Photo @Donatas Stankevičius

Hermann Minkowski – well-known German mathematician, physicist and one of the founders of relativity theory. He was born in 1864 in Aleksotas and lived in Kaunas until he was eight years old. He studied at the Kaunas Gubernia Gymnasium (now Maironis Gymnasium). In the second half of the 19th century between Minkowski’s house (Aleksotas) and his school (Kaunas) existed two circular calendars. On the Aleksotas side was the New Gregorian calendar, and on the Russian side, in Kaunas province, the Roman Julian calendar. A difference between them was 12 days, so the one of the future founders of relativity theory would have to go to school 12 days back in time.

Then he was only five Hermann was already mastering all arithmetic operations and helping his father with the bills. He became world-famous at the age of seventeen then he took part in a competition at the Academy of Sciences in Paris, where he win The Academy of Sciences awarded the freshman genius the Grand Prize for Mathematical Sciences.

Minkowski developed geometric number theory and the geometry of quadratic forms, the lattice of geometric integer values, etc. He formulated and began to solve the geometrical problem of the existence of certain convex surfaces. This problem is called the Minkowski problem.
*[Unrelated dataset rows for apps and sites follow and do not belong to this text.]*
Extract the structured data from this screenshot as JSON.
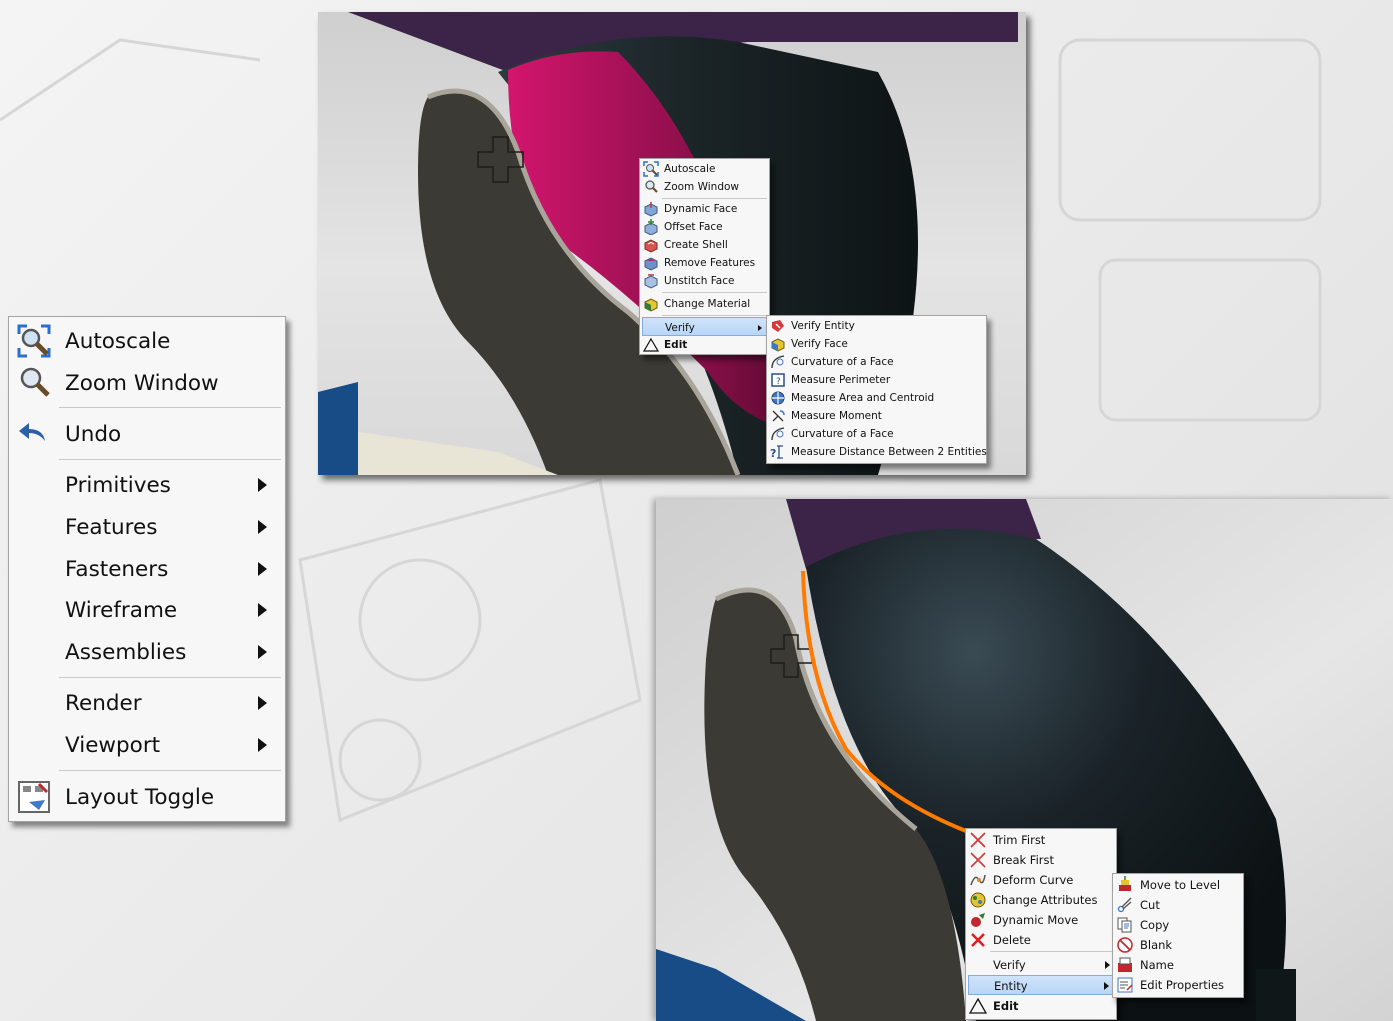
{
  "main_menu": {
    "items": [
      {
        "label": "Autoscale",
        "icon": "autoscale-icon"
      },
      {
        "label": "Zoom Window",
        "icon": "zoom-window-icon"
      },
      {
        "label": "Undo",
        "icon": "undo-icon"
      },
      {
        "label": "Primitives"
      },
      {
        "label": "Features"
      },
      {
        "label": "Fasteners"
      },
      {
        "label": "Wireframe"
      },
      {
        "label": "Assemblies"
      },
      {
        "label": "Render"
      },
      {
        "label": "Viewport"
      },
      {
        "label": "Layout Toggle",
        "icon": "layout-toggle-icon"
      }
    ]
  },
  "face_menu": {
    "items": [
      {
        "label": "Autoscale",
        "icon": "autoscale-icon"
      },
      {
        "label": "Zoom Window",
        "icon": "zoom-window-icon"
      },
      {
        "label": "Dynamic Face",
        "icon": "dynamic-face-icon"
      },
      {
        "label": "Offset Face",
        "icon": "offset-face-icon"
      },
      {
        "label": "Create Shell",
        "icon": "create-shell-icon"
      },
      {
        "label": "Remove Features",
        "icon": "remove-features-icon"
      },
      {
        "label": "Unstitch Face",
        "icon": "unstitch-face-icon"
      },
      {
        "label": "Change Material",
        "icon": "change-material-icon"
      },
      {
        "label": "Verify"
      },
      {
        "label": "Edit",
        "icon": "triangle-icon"
      }
    ]
  },
  "verify_submenu": {
    "items": [
      {
        "label": "Verify Entity",
        "icon": "verify-entity-icon"
      },
      {
        "label": "Verify Face",
        "icon": "verify-face-icon"
      },
      {
        "label": "Curvature of a Face",
        "icon": "curvature-icon"
      },
      {
        "label": "Measure Perimeter",
        "icon": "measure-perimeter-icon"
      },
      {
        "label": "Measure Area and Centroid",
        "icon": "measure-area-icon"
      },
      {
        "label": "Measure Moment",
        "icon": "measure-moment-icon"
      },
      {
        "label": "Curvature of a Face",
        "icon": "curvature-icon"
      },
      {
        "label": "Measure Distance Between 2 Entities",
        "icon": "measure-distance-icon"
      }
    ]
  },
  "curve_menu": {
    "items": [
      {
        "label": "Trim First",
        "icon": "trim-first-icon"
      },
      {
        "label": "Break First",
        "icon": "break-first-icon"
      },
      {
        "label": "Deform Curve",
        "icon": "deform-curve-icon"
      },
      {
        "label": "Change Attributes",
        "icon": "change-attributes-icon"
      },
      {
        "label": "Dynamic Move",
        "icon": "dynamic-move-icon"
      },
      {
        "label": "Delete",
        "icon": "delete-icon"
      },
      {
        "label": "Verify"
      },
      {
        "label": "Entity"
      },
      {
        "label": "Edit",
        "icon": "triangle-icon"
      }
    ]
  },
  "entity_submenu": {
    "items": [
      {
        "label": "Move to Level",
        "icon": "move-to-level-icon"
      },
      {
        "label": "Cut",
        "icon": "cut-icon"
      },
      {
        "label": "Copy",
        "icon": "copy-icon"
      },
      {
        "label": "Blank",
        "icon": "blank-icon"
      },
      {
        "label": "Name",
        "icon": "name-icon"
      },
      {
        "label": "Edit Properties",
        "icon": "edit-properties-icon"
      }
    ]
  },
  "colors": {
    "highlight_face": "#b0125f",
    "selected_curve": "#ff7a00",
    "body": "#1c2528",
    "menu_highlight": "#c3dcf9"
  }
}
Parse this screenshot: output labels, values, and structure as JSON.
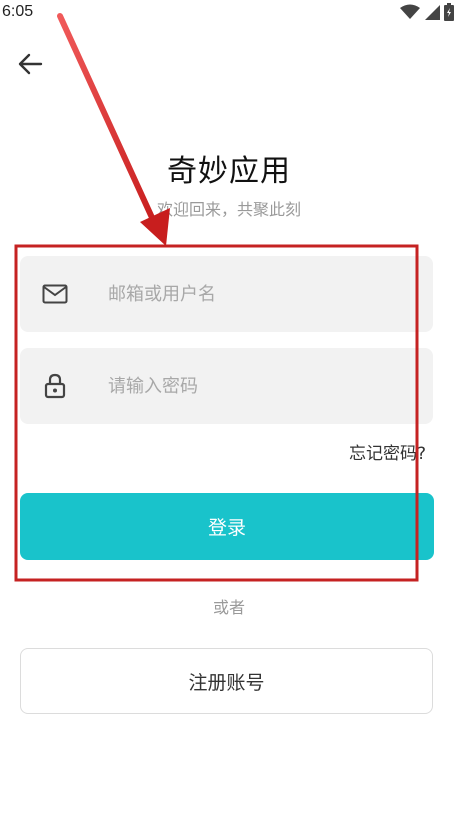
{
  "status_bar": {
    "time": "6:05",
    "icons": [
      "wifi-icon",
      "cellular-signal-icon",
      "battery-icon"
    ]
  },
  "nav": {
    "back_icon": "arrow-left-icon"
  },
  "header": {
    "title": "奇妙应用",
    "subtitle": "欢迎回来，共聚此刻"
  },
  "form": {
    "username": {
      "icon": "mail-icon",
      "placeholder": "邮箱或用户名",
      "value": ""
    },
    "password": {
      "icon": "lock-icon",
      "placeholder": "请输入密码",
      "value": ""
    },
    "forgot_label": "忘记密码?",
    "login_label": "登录"
  },
  "alt": {
    "or_label": "或者",
    "register_label": "注册账号"
  },
  "colors": {
    "accent": "#19c3cb",
    "field_bg": "#f2f2f2",
    "annotation": "#d22b2b"
  }
}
His scientific intuition pinpointed the weaknesses of physics at the time and alerted him to the ideas of Hendrik Lorentz, who had just appeared, and of Einstein, which were the main thrust of the new physics. This helped Minkowski to put forward the hypothesis of the unity of space and time, and to establish the geometrical structure of that unity. He first published these ideas in Cologne in 1908 to natural scientists and physicians.

The initial idea of merging space and time into a unified four-dimensional continuum was the analysis of Lorentz transformations. Minkowski was the first to understand the importance of the idea of Lorentz transformations. He argued that in a four-dimensional world, a point has 4 coordinates: 3 spatial coordinates describe the location of an event, and the fourth the time of that event. This four-dimensional space is called event space, or Minkowski space.

Minkowski formulated the principle of relativity for all physical phenomena: the laws of physics are invariant with respect to Lorentz transformations. He introduced the concept of a four-dimensional force (Minkowski force), etc. His work gave relativity a perfect form and helped it to permeate other branches of physics. Without Minkowski’s ideas, it would have been impossible to develop general relativity.

While he teaching at the University of Zurich Hermann Minkowski was Albert Einstein’s teacher.
A few years before his death, Hermann Minkowski visited Kaunas as a world-renowned scientist.


Artists Dovilė Gecaitė and Martynas Lukošius
Light installation Džiugas Šėma, Darius Juknevičius
Concepts by Žilvinas Vingelis
Consultant art historian Dr. Daiva Citvarienė (VDU)
Producer Darius Vizbaras
Special thanks to:
Aistis Lansbergas
Kaunas Garrison Officers’ Club
Kaunas Moxy Hotel
Kaunas Remand Prison

KOSMOS THEATRE is an official partner of Kaunas 2022 European Capital of Culture program. From 2019 working together with its Memory office we research Kaunas heritage, connected with local communities and cultural organizations and established a reality bending experience. Proudly we introduce not only this installation but as well as a mobile application KOSMOS APP with 3 audio-compositional stories to inspire the local residents and visitors to travel in time of Kaunas and meet the most inspiring personas who not only affected locally but has a huge impact for us today,